Exercise objective: Scan the entries below and tally the lines that include "kind". Return nothing but the tally.

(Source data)
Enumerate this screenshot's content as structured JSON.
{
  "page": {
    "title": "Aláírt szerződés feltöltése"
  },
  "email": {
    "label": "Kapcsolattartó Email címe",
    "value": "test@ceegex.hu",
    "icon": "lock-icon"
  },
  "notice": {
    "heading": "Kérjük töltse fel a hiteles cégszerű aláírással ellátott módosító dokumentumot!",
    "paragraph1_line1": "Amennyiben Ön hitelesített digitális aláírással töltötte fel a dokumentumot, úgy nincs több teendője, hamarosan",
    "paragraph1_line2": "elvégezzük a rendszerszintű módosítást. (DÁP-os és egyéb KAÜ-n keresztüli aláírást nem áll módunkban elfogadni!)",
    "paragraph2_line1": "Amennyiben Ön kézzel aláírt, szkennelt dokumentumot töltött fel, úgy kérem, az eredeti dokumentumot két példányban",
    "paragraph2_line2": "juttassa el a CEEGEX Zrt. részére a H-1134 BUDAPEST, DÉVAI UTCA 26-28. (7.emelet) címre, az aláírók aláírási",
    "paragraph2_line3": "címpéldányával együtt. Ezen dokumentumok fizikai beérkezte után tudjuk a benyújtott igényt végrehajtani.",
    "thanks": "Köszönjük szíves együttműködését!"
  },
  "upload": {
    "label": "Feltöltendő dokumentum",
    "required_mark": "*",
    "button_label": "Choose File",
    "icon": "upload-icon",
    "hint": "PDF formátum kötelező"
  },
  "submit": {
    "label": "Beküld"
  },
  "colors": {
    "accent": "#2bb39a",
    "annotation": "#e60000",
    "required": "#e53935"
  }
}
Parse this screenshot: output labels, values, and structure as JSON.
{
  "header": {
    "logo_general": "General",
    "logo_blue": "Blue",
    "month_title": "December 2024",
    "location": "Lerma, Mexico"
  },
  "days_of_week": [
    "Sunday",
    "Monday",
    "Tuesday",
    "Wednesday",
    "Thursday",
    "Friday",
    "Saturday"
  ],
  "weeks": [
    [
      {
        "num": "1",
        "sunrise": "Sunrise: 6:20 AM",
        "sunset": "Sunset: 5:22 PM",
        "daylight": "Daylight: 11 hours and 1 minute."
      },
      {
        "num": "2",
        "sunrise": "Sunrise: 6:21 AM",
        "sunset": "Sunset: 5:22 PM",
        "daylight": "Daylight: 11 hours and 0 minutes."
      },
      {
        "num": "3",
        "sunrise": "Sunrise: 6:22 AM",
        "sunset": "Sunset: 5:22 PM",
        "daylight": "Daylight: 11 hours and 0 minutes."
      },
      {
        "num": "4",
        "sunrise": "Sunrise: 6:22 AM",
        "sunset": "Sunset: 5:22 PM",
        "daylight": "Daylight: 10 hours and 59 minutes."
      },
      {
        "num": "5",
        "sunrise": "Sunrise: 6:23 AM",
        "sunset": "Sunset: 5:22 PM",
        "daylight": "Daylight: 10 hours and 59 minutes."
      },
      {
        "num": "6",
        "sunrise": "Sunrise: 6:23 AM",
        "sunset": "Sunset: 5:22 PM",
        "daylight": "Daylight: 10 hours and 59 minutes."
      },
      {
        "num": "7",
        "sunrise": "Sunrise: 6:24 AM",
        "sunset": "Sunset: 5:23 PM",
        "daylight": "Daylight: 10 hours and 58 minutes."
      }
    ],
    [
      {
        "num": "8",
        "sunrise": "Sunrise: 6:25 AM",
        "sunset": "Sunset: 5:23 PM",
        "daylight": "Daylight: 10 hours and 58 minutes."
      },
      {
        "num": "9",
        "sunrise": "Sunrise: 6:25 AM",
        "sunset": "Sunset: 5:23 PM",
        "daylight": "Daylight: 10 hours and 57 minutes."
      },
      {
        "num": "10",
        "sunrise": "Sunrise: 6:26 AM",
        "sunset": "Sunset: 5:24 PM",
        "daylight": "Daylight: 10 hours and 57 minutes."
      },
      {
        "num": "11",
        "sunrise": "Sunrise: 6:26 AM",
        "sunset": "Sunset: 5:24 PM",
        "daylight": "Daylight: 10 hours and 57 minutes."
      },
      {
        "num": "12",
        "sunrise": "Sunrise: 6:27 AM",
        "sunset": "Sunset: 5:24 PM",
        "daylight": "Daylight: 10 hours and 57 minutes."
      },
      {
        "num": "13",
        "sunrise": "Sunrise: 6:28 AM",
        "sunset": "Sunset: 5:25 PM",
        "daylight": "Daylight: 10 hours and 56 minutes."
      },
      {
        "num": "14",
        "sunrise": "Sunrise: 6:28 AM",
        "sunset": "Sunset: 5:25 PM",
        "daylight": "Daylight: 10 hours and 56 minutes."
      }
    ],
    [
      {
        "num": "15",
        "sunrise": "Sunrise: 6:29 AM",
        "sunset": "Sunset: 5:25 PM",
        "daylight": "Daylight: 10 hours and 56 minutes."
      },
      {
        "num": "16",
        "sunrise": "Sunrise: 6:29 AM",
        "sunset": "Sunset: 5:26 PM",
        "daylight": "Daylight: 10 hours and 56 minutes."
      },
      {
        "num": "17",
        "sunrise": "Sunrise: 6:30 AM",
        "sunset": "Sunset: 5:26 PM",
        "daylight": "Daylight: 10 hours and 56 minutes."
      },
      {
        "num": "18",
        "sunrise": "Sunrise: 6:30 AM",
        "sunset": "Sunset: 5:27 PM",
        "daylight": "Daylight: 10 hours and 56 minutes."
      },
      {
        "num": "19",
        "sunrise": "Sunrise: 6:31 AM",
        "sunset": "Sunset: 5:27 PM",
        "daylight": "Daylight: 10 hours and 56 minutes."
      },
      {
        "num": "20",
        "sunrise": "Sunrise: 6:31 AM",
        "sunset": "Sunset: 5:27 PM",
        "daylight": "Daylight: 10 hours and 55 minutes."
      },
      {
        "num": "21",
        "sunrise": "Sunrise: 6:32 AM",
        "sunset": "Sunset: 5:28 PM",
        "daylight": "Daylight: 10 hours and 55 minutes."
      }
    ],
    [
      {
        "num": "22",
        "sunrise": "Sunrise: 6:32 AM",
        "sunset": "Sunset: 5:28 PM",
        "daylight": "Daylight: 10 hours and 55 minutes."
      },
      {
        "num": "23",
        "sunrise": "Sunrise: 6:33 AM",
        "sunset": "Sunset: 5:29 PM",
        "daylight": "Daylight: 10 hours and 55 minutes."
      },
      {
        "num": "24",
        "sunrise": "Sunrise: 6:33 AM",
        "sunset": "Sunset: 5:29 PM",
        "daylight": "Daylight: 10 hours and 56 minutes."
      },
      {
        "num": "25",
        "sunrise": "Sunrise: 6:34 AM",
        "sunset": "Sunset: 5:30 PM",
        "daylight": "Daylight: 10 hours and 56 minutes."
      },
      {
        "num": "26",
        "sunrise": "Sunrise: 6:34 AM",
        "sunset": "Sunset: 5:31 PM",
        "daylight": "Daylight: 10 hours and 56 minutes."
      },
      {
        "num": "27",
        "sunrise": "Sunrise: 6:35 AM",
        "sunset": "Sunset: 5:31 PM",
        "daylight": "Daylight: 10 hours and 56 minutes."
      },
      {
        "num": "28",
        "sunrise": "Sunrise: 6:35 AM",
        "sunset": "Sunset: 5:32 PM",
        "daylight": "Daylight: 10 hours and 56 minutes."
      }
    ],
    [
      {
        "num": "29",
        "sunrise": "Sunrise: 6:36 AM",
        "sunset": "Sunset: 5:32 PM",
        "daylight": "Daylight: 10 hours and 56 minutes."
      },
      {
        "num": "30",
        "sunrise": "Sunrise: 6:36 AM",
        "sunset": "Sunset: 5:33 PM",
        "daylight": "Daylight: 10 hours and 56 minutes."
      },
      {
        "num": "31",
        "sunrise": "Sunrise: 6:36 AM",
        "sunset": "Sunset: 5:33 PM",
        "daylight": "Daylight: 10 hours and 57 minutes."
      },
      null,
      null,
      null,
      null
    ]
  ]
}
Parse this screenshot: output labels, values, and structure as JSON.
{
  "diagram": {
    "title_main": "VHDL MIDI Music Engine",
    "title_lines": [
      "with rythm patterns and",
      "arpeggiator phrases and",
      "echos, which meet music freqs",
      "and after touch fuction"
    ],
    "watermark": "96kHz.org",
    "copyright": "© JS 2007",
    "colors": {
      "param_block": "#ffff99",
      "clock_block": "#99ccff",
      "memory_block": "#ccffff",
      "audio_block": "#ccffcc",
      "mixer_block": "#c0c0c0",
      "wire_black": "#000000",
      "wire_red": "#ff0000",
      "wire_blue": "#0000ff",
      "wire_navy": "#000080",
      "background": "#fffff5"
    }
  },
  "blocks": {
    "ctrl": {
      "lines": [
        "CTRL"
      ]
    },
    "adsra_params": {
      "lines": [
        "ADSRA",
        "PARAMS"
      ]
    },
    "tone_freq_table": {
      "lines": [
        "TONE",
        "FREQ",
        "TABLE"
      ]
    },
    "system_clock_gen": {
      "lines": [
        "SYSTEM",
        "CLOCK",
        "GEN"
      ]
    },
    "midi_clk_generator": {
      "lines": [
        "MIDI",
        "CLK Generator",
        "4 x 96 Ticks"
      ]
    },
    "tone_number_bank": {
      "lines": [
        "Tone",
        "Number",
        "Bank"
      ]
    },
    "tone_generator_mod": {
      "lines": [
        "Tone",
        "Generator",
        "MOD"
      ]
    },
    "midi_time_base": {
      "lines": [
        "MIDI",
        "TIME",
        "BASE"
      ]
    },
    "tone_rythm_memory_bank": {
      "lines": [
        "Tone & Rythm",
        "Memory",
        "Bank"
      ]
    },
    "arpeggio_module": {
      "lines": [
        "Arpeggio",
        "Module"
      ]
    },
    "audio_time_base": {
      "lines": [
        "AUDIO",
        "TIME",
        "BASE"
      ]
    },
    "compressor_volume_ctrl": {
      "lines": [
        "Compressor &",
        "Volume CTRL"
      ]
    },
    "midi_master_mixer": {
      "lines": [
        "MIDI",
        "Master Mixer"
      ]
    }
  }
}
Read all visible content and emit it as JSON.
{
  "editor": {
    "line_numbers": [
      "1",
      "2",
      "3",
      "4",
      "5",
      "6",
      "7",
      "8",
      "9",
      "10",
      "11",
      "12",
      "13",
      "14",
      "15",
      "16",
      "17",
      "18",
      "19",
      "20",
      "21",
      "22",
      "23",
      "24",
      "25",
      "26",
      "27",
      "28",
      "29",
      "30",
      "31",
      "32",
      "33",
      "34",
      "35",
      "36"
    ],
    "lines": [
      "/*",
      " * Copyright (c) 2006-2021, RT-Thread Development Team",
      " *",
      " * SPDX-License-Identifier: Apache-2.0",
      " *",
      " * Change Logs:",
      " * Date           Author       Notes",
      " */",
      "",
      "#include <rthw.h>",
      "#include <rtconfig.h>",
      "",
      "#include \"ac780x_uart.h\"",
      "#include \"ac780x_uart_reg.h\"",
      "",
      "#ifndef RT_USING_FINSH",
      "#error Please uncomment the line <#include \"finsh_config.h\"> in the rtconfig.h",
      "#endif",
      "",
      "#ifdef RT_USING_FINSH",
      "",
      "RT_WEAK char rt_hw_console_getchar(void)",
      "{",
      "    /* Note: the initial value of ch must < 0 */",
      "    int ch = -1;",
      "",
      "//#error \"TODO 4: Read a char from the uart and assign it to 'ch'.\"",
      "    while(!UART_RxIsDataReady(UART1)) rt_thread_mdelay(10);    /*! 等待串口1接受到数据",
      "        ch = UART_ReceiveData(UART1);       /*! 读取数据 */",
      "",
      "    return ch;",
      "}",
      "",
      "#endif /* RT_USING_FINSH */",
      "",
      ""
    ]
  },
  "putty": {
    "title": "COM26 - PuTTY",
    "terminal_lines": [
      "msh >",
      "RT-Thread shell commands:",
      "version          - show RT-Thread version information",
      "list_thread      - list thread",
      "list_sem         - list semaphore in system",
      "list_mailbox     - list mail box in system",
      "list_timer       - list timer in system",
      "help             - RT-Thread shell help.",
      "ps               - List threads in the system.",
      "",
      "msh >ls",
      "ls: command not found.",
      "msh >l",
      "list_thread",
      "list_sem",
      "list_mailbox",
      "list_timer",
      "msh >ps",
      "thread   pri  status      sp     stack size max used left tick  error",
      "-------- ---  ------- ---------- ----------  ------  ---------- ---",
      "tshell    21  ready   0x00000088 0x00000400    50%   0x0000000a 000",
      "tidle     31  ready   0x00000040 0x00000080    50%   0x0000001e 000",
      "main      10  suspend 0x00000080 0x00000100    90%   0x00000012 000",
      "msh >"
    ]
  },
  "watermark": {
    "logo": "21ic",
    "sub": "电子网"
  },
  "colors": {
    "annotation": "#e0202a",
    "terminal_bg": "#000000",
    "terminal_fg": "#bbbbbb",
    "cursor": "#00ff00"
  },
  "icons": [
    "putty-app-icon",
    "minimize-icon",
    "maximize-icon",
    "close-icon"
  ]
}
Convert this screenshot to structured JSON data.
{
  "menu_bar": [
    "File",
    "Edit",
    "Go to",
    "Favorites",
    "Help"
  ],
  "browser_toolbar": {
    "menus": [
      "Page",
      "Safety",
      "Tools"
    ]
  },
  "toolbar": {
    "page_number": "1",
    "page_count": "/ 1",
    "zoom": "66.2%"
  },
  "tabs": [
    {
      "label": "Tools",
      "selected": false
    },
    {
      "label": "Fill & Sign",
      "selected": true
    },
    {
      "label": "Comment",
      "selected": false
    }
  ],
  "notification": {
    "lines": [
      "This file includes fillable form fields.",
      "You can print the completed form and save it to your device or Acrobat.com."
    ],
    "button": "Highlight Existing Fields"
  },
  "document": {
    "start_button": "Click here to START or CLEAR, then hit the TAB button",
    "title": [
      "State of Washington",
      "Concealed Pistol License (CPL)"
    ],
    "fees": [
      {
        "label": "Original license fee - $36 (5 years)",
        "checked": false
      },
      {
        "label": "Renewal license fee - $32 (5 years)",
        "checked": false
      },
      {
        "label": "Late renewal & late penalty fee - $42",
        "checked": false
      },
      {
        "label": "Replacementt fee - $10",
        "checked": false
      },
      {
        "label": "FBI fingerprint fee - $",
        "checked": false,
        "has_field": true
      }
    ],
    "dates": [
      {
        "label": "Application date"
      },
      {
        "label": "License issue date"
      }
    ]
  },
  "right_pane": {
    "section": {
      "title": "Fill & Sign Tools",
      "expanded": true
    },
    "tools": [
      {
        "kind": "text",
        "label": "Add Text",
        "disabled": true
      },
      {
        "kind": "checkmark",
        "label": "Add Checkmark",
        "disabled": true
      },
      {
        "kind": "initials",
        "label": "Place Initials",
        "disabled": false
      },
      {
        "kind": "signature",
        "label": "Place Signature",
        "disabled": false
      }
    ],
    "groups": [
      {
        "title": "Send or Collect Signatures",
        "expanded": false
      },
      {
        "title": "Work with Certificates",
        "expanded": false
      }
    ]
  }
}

Answer for this exercise: 4